It’s become fashionable for cynics and contrarians to point out the relative uselessness of “personal solutions” to environmental concerns. Change your lightbulbs? A drop in the bucket. Drive one less trip? Try getting rid of your car, jerk. A year ago, we pointed readers to a piece in Orion by Derrick Jensen in which the firebrand prodded readers to think beyond “simple living as a political act” and confront the larger consequences of an environmentally destructive industrial economy.
Jensen’s point remains relevant, if only because the systemic status quo is still an environmental nightmare. But some new numbers make it clear that sweating the small stuff can pay dividends. Conservation(April-June 2010) reports that Americans could reduce the country’s annual CO2 emissions by 7 percent—roughly the total emissions of France—just by taking 17 relatively painless environmental actions.
Some of the changes are ambitious, such as weatherizing attics and replacing inefficient HVAC systems.

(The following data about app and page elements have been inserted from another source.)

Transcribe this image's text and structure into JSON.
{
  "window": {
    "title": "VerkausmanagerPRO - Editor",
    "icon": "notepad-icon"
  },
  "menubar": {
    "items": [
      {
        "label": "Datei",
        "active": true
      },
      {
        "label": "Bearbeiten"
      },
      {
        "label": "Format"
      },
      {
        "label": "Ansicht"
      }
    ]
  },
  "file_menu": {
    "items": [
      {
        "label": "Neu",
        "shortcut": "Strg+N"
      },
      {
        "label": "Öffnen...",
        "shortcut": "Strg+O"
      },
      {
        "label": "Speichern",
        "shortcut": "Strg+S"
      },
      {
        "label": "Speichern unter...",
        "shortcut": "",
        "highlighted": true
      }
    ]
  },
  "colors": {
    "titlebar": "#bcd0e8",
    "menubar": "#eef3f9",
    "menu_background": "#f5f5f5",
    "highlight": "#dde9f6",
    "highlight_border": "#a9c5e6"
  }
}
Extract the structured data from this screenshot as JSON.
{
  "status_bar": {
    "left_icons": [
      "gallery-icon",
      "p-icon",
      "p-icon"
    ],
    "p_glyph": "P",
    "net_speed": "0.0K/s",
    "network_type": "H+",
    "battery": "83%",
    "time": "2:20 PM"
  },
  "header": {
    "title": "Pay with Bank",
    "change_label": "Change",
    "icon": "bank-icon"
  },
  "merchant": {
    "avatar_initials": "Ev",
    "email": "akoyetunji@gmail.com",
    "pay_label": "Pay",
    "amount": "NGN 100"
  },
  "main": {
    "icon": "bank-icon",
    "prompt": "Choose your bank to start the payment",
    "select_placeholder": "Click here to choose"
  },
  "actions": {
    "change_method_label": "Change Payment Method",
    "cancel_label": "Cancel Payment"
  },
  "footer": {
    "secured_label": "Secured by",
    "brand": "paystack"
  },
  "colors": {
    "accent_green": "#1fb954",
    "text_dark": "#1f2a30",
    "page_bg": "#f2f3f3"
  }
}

Others are more basic: reducing laundry water temperature and line drying, regular vehicle maintenance, eliminating standby electricity. Making an extra effort to silence the skeptics, the researchers who ran the numbers figured that not everyone would be persuaded to fall in line, so they adjusted adoption rates based on previous recorded responses to environmental interventions. For a link to the research and the complete list of 17 actions, visit Utne.com/SmallGreen.